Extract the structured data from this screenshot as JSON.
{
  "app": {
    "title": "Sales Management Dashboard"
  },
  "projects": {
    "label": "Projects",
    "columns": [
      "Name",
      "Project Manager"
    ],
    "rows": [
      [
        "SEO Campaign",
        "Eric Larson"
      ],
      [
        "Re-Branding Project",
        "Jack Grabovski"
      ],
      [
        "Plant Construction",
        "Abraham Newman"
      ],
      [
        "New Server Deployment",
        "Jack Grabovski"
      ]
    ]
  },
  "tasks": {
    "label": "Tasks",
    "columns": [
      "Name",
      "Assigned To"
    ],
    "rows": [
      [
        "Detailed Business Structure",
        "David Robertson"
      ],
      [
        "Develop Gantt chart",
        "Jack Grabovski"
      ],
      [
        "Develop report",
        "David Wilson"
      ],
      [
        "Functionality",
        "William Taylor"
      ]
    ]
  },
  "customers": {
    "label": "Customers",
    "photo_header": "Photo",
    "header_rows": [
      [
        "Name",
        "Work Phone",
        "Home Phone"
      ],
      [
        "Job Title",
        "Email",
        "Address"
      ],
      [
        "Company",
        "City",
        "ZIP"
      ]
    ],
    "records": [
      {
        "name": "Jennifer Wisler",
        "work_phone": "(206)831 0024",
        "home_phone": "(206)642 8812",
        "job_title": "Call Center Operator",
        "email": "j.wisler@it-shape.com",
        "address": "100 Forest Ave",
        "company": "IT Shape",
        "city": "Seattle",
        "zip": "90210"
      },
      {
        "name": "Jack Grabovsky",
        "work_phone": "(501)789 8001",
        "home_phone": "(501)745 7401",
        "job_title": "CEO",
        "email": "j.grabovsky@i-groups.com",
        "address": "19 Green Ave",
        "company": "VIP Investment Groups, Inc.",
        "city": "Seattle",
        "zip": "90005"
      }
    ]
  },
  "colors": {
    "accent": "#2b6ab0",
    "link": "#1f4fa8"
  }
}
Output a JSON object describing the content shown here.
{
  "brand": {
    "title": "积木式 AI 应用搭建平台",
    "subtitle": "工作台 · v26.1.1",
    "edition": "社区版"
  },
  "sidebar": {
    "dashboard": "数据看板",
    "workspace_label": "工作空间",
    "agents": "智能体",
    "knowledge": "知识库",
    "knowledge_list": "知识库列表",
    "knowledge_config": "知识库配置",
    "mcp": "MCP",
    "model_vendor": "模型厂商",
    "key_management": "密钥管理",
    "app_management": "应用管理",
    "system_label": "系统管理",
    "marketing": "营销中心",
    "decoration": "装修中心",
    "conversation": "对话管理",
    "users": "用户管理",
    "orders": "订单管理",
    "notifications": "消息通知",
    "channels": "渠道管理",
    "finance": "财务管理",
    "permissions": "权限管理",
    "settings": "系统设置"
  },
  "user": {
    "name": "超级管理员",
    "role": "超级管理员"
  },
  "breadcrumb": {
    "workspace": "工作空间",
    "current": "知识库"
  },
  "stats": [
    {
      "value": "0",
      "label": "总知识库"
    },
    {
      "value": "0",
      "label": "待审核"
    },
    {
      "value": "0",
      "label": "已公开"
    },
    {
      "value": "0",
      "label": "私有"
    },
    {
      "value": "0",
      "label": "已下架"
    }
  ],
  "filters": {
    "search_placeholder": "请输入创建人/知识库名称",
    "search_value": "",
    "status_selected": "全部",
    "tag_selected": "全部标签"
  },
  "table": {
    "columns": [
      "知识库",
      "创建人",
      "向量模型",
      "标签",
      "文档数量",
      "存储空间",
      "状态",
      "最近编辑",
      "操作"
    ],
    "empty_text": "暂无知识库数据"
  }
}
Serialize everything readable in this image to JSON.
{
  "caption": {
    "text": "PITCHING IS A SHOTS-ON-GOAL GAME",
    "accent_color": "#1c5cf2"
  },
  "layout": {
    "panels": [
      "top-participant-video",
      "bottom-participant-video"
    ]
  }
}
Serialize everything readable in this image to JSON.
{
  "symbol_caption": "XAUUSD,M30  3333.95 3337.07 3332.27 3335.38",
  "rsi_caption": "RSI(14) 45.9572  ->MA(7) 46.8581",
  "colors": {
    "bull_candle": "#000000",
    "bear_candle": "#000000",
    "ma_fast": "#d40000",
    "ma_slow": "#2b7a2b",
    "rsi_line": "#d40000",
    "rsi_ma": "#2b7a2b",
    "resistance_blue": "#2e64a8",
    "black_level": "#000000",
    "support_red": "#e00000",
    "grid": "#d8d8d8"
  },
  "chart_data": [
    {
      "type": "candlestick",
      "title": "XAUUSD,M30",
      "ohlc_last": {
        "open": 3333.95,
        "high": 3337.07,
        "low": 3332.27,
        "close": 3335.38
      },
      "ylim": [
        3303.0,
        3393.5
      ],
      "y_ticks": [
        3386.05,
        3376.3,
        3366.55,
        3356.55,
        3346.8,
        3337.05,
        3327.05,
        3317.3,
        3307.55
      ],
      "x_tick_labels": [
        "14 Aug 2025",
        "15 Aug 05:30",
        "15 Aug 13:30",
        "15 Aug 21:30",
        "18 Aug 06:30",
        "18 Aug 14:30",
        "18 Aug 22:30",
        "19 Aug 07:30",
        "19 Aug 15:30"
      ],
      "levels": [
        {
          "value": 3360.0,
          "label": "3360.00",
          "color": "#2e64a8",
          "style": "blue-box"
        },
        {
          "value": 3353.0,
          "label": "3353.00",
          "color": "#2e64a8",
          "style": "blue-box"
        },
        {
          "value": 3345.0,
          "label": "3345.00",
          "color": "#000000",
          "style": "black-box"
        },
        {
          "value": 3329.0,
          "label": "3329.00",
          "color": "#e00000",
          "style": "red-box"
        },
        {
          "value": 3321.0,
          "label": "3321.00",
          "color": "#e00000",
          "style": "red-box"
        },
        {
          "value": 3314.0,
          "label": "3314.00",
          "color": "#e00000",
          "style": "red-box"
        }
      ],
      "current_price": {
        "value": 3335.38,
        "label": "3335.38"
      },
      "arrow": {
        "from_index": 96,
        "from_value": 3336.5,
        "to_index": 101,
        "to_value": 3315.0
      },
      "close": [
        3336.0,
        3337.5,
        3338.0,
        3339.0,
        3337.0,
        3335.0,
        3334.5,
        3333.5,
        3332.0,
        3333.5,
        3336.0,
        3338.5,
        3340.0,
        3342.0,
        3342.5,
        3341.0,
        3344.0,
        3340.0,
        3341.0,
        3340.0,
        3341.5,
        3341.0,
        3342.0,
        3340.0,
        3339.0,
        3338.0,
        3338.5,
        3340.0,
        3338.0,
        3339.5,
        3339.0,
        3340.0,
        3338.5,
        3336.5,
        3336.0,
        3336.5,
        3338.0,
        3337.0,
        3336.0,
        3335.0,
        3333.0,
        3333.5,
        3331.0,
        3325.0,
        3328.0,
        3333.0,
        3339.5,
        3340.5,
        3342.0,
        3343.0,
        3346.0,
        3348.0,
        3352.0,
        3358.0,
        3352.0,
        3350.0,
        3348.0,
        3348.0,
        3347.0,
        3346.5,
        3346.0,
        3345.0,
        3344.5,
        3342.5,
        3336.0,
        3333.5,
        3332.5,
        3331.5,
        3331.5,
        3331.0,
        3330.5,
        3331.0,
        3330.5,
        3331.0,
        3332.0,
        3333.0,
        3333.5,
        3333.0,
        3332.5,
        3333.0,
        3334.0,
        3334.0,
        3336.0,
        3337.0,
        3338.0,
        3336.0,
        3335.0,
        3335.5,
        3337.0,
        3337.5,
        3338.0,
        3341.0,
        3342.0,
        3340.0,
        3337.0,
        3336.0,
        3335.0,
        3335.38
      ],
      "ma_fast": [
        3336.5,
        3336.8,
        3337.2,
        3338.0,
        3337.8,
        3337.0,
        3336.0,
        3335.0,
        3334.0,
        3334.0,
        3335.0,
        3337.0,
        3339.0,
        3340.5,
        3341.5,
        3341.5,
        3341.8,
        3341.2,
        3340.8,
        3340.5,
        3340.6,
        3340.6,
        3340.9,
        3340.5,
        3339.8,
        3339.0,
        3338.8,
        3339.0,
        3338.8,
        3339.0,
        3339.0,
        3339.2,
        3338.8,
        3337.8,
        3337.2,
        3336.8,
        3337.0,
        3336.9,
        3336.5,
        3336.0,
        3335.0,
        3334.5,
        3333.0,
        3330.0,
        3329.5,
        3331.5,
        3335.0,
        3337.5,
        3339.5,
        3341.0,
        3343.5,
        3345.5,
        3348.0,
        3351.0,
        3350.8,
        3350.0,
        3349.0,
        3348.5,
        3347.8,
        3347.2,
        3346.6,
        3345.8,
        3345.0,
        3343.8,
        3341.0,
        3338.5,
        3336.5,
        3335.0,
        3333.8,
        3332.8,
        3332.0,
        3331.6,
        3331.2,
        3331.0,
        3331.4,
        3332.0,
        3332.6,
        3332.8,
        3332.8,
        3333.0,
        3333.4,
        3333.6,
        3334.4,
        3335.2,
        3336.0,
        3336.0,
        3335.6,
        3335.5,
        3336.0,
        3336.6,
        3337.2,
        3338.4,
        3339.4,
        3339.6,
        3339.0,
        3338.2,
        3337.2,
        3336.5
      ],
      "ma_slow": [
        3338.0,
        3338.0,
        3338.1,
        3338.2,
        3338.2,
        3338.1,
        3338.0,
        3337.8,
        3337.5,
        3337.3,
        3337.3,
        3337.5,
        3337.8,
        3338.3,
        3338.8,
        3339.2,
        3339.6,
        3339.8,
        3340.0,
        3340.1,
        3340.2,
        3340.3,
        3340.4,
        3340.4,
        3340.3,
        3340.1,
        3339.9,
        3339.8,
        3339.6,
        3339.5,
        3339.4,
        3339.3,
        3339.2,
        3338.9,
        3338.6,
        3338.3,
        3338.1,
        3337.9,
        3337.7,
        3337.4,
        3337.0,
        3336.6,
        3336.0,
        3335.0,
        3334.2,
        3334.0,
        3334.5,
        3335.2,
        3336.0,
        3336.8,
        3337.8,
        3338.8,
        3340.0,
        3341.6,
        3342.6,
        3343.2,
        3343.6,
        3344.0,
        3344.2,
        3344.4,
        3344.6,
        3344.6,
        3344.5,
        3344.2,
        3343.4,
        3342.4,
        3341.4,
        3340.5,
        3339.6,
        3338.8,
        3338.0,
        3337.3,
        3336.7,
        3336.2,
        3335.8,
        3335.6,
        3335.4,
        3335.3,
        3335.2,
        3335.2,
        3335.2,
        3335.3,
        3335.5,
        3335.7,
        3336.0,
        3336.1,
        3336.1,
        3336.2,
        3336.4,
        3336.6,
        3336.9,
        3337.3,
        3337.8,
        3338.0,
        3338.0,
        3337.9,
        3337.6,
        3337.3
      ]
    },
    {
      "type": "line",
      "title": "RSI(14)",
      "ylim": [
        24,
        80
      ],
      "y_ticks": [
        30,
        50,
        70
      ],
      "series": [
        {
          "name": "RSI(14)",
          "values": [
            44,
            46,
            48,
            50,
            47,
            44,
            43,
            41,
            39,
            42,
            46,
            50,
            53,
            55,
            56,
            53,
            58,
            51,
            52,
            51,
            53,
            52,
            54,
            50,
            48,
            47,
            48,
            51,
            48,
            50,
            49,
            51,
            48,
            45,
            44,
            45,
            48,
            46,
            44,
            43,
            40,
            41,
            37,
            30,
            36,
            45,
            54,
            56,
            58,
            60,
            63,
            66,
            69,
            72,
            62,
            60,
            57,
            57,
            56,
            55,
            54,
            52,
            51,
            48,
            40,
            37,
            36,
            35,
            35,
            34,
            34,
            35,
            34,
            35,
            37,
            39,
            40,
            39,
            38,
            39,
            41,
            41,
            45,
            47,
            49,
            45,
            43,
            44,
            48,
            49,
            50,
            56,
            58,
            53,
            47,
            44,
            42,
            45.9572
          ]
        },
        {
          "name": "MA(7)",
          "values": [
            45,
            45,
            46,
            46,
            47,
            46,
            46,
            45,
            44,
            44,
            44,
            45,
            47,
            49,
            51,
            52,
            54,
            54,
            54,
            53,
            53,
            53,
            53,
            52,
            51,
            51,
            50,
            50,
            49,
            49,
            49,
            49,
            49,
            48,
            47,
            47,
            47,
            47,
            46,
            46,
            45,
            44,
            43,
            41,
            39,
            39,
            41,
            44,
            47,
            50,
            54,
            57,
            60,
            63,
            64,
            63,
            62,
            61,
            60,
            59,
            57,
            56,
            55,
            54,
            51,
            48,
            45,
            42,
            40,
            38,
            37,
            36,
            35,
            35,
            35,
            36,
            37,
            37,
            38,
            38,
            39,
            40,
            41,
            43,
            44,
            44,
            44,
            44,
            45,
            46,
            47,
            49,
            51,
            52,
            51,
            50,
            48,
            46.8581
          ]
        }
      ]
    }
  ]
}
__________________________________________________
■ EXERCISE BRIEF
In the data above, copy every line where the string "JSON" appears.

■ RESPONSE BELOW
Extract the structured data from this screenshot as JSON.
Output a JSON object describing the content shown here.
Serialize everything readable in this image to JSON.
Serialize everything readable in this image to JSON.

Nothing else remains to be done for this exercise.